"whitish mineral salt used as an astringent, dye, etc.," late 14c., from Old French alum, alun, from Latin alumen "alum," also "the alum plant," from Proto-Italic *alu- "bitter substance" literally "bitter salt," cognate with Greek aludoimos "bitter" and perhaps with English ale and some Balto-Slavic words for "beer" (such as Lithuanian alus). The plant's medicinal use on wounds was known to Pliny.
1812, coined by English chemist Sir Humphry Davy, from alumina, alumine, the name given by French chemists late 18c. to aluminum oxide, from Latin alumen "alum" (see alum). Davy originally called it alumium (1808), then amended this to aluminum, which remains the U.S. word. British editors in 1812 further amended it to aluminium, the modern preferred British form, to better harmonize with other metallic element names (sodium, potassium, etc.).
Aluminium, for so we shall take the liberty of writing the word, in preference to aluminum, which has a less classical sound. [Quarterly Review, September 1812]
Aluminum foil attested by 1859; popularized in food packaging from c. 1950.
"pupil or graduate of a school," 1640s, from Latin alumnus "a pupil," literally "foster son," vestigial present passive participle of alere "to suckle, nourish" (from PIE root *al- (2) "to grow, nourish"). With ending akin to Greek -omenos. Plural is alumni. The fem. form is alumna (1882), plural alumnae.
"intoxicating liquor made by malt fermentation," Old English ealu "ale, beer," from Proto-Germanic *aluth- (source also of Old Saxon alo, Old Norse öl), which is of uncertain origin. Perhaps from a PIE root meaning "bitter" (source also of Latin alumen "alum"), or from PIE *alu-t "ale," from root *alu-, which has connotations of "sorcery, magic, possession, and intoxication" [Watkins]. The word was borrowed from Germanic into Lithuanian (alus) and Old Church Slavonic (olu).
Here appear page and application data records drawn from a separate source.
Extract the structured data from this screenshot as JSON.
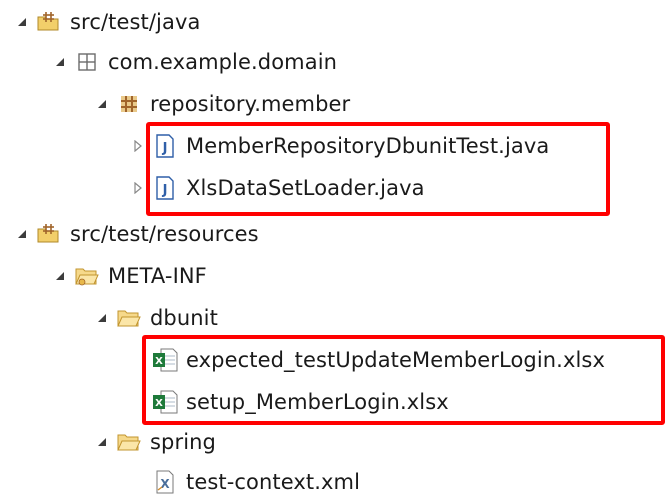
{
  "tree": {
    "items": [
      {
        "label": "src/test/java",
        "twisty": "expanded-arrow-icon",
        "icon": "source-folder-icon"
      },
      {
        "label": "com.example.domain",
        "twisty": "expanded-arrow-icon",
        "icon": "empty-package-icon"
      },
      {
        "label": "repository.member",
        "twisty": "expanded-arrow-icon",
        "icon": "package-icon"
      },
      {
        "label": "MemberRepositoryDbunitTest.java",
        "twisty": "collapsed-arrow-icon",
        "icon": "java-file-icon"
      },
      {
        "label": "XlsDataSetLoader.java",
        "twisty": "collapsed-arrow-icon",
        "icon": "java-file-icon"
      },
      {
        "label": "src/test/resources",
        "twisty": "expanded-arrow-icon",
        "icon": "source-folder-icon"
      },
      {
        "label": "META-INF",
        "twisty": "expanded-arrow-icon",
        "icon": "folder-icon"
      },
      {
        "label": "dbunit",
        "twisty": "expanded-arrow-icon",
        "icon": "folder-icon"
      },
      {
        "label": "expected_testUpdateMemberLogin.xlsx",
        "twisty": "",
        "icon": "excel-file-icon"
      },
      {
        "label": "setup_MemberLogin.xlsx",
        "twisty": "",
        "icon": "excel-file-icon"
      },
      {
        "label": "spring",
        "twisty": "expanded-arrow-icon",
        "icon": "folder-icon"
      },
      {
        "label": "test-context.xml",
        "twisty": "",
        "icon": "xml-file-icon"
      }
    ]
  },
  "colors": {
    "highlight": "#ff0000",
    "twisty": "#3c3c3c",
    "folder": "#e8b84a",
    "package": "#a0642a",
    "java": "#2f5fa8",
    "excel": "#1e7a3a"
  }
}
In the fifteenth century, and until the seventeenth, ale stood for the unhopped fermented malt liquor which had long been the native drink of these islands. Beer was the hopped malt liquor introduced from the Low Countries in the fifteenth century and popular first of all in the towns. By the eighteenth century, however, all malt liquor was hopped and there had been a silent mutation in the meaning of the two terms. For a time the terms became synonymous, in fact, but local habits of nomenclature still continued to perpetuate what had been a real difference: 'beer' was the malt liquor which tended to be found in towns, 'ale' was the term in general use in the country districts. [Peter Mathias, "The Brewing Industry in England," Cambridge University Press, 1959]
Meaning "festival or merry-meeting at which much ale was drunk" was in Old English (see bridal).